I used to work at large corporate owned stores and the lack of ethical standards at these large corporations just amazed me. Corporations these days are almost completely synonymous with unethical business practices. I was thoroughly disgusted and ashamed to even be associated with them. I wanted a place that I could be proud of...I just try to pretend my mom is standing behind me every time I'm dealing with a customer and that I'm trying to earn mom's stamp of approval on every customer interaction/transaction. It's worked great so far!

You know, I think the biggest thing that affected me was that I used to be on the other side of the counter and I can remember vividly what it was like. I wasn't always a mechanic/shop owner. I hated feeling like that...
 
  #18  
Old 07-04-06, 09:53 PM
Member
Join Date: Jun 2006
Posts: 338
I was looking over the leaving the crank off by 2 teeth.

Hmm I have heard of being one tooth off on the cam before tensioning the belt, so the slack pulls it back, but never having the crank off 2, that sounds a lot do you crank this motor over a few times by hand before attempting to start it to make sure it is aligned up
 
  #19  
Old 07-05-06, 08:51 AM
Member
Join Date: Dec 2001
Posts: 2,538
while it is a good idea to crank the engine over by hand to double check the marks before putting it back together, you line up all the marks like you would normally you do not leave it off 2 teeth when you install the belt, but if you are at tdc and are messing with the cam or cams and the belt is off you run the risk of damaging a valve even if the belt is just being changed as maintence.
 
  #20  
Old 07-06-06, 02:42 PM
Member
Thread Starter
Join Date: Oct 2004
Location: Florida
Posts: 358
I took the car to a garage and left it there yesterday. They said they would work on the car today, but they have not even started, and are not sure if they can start tomorrow. The car needs to be driven this Saturday. I cannot wait any longer.

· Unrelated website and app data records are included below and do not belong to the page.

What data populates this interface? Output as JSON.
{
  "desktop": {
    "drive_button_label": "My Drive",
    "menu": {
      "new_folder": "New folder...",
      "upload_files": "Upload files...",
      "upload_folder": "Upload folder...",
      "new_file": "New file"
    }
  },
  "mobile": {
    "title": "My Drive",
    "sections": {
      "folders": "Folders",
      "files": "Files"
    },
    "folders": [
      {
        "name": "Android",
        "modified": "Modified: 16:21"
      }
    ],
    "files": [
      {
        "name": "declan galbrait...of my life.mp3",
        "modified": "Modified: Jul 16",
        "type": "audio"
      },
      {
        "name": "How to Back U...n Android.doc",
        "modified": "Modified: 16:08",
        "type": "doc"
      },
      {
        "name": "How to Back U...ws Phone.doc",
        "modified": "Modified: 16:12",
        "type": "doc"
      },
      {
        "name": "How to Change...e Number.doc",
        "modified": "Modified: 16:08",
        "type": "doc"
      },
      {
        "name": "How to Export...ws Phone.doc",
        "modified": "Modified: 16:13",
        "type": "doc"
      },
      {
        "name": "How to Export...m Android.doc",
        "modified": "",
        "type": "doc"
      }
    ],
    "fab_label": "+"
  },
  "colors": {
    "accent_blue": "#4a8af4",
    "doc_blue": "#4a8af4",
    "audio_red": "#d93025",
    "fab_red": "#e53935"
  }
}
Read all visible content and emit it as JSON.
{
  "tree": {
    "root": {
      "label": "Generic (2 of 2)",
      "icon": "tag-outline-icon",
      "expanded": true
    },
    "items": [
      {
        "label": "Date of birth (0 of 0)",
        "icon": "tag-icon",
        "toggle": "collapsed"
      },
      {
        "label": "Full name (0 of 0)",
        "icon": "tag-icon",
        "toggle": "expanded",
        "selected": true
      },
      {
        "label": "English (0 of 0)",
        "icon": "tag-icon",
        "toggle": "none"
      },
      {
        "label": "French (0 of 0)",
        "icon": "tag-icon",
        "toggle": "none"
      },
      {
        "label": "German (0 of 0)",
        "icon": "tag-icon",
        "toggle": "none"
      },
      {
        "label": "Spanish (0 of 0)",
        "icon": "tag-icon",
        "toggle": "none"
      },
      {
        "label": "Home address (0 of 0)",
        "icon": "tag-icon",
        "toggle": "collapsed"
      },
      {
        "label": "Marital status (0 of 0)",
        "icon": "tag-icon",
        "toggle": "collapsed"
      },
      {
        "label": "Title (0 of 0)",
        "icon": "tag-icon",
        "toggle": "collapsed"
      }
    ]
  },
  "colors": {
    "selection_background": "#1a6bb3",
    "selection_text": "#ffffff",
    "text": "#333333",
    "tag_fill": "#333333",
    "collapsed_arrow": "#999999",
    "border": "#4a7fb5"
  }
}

I called a dealer. They quoted $530 for the timing belt and water pump to be completed by Saturday.

Has anyone worked on the engine? Does anyone know how to remove the bracket (both alternator and AC compressor are mounted to this)? That's where I got stuck. If anyone can help, please let me know. Thanks.
 
  #21  
Old 07-06-06, 02:47 PM
Member
Join Date: Jun 2006
Posts: 338
If you can't figure out how to get that bracket off I think you better leave this to some one with a bit more experience, you could easily risk ruining the motor.
 
  #22  
Old 07-06-06, 03:02 PM
Member
Join Date: Dec 2001
Posts: 2,538
usually you can unbolt the a/c compressor and move it out of the way do not disconnect the lines, you can also remove alternater the same way just make sure the battery has been disconnected, the mounting bracket should come off after removing a few bolts its been awhile since ive done one on this engine or I might be of some more help.
as per you not being able to do it there really isnt much to actually changing the timing belt on a single cam engine you shouldnt have any problem if you can get it tore down to where you can change the belt and pump.
if you had a dohc or even worse v6 dohc then they get alot harder and usually require special tools to lock the cams together.
 
Reply

Posting Rules
You may not post new threads
You may not post replies
You may not post attachments
You may not edit your posts

BB code is On
Smilies are On
[IMG] code is On
HTML code is Off
Trackbacks are Off
Pingbacks are Off
Refbacks are Off


Thread Tools
Search this Thread
Display Modes
'